Buffer overflow attack

(also buffer overflow, buffer overrun, buffer overflow exploit)

Buffer overflow attack definition

A security exploit where the attacker deliberately overloads a program’s buffer (temporary storage used when moving data) to make it overwrite adjacent memory locations. This can change the app’s execution path, resulting in damaged files or exposure of sensitive data. In some cases, attackers can even insert sophisticated malicious scripts into a program’s executable code.

Buffer overflow attacks are the most common type of DDoS attack. They affect nearly all applications and web servers, although some programming languages are more susceptible than others. In particular, PERL, Java, JavaScript, and C# have inbuilt safeguards against buffer overflow attacks.

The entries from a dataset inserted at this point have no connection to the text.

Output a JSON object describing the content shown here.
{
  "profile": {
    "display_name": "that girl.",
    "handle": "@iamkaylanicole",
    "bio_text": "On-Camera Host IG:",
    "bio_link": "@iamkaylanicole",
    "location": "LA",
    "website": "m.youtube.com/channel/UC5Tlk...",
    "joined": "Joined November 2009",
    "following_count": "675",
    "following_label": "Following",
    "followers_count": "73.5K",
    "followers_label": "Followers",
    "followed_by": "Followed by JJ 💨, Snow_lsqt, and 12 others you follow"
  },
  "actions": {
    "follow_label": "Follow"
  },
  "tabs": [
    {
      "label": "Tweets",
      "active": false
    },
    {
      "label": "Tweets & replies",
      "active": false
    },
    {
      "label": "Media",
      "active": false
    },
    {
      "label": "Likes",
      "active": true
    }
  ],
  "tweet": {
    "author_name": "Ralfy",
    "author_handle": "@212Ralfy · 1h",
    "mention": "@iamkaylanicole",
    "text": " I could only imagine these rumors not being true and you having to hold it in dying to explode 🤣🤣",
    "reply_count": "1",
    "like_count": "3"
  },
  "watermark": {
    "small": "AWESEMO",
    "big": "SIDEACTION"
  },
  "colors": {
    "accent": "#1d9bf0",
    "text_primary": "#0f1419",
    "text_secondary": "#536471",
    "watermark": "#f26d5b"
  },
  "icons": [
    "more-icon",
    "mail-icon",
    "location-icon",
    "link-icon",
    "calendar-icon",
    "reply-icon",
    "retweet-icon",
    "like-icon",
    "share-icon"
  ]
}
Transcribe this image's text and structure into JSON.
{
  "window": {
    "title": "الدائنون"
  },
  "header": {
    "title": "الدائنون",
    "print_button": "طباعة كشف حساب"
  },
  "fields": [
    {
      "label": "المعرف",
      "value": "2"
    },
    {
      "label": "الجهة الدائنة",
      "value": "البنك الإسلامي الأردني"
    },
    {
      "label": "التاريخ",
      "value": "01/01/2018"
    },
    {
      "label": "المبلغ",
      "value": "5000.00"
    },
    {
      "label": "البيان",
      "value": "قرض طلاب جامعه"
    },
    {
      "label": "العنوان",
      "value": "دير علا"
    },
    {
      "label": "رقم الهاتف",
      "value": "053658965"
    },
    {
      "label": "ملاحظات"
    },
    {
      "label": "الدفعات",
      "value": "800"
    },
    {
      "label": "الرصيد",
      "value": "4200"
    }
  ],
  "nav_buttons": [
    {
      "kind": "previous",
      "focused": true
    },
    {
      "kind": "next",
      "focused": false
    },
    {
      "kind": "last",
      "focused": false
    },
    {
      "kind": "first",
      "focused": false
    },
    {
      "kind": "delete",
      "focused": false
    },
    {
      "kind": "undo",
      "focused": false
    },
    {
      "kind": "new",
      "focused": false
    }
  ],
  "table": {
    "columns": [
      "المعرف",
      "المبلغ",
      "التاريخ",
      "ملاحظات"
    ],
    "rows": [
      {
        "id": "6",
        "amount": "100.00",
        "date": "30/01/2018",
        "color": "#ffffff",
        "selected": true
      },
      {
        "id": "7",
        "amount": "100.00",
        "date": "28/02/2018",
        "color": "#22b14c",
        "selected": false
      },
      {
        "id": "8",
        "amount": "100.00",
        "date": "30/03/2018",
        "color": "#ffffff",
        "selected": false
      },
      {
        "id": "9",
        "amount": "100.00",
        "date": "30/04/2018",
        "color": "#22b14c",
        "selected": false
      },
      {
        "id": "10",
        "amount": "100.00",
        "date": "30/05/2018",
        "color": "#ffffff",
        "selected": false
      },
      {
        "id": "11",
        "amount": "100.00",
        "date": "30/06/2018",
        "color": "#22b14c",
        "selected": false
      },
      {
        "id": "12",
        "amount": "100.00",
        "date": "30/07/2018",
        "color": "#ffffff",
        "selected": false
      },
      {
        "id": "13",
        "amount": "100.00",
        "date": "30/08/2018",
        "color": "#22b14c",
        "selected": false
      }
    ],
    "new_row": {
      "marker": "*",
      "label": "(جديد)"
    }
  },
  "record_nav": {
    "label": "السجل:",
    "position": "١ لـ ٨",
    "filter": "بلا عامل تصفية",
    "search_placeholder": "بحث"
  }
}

Real buffer overflow attack examples

1988: The Morris Worm accidentally crashed ARPANET (the precursor to the internet) as the result of a buffer overflow attack.

2019: Hackers exploited voice-over-internet protocol vulnerabilities to carry out a successful buffer overflow attack on WhatsApp and inject malware into many users’ devices.

Stopping a buffer overflow attack

  • Avoid writing code in C/C++ because these programming languages don’t offer protection against accessing or overwriting data in their memory. Use PERL, Java, JavaScript, or C# instead.
  • Employ bounds-checking for buffers and enforce it at runtime.
  • Avoid standard library functions that have not been bounds-checked when writing code.
  • Test the code for buffer overflows and patch out any bugs that cause them.

Further reading

Ultimate digital security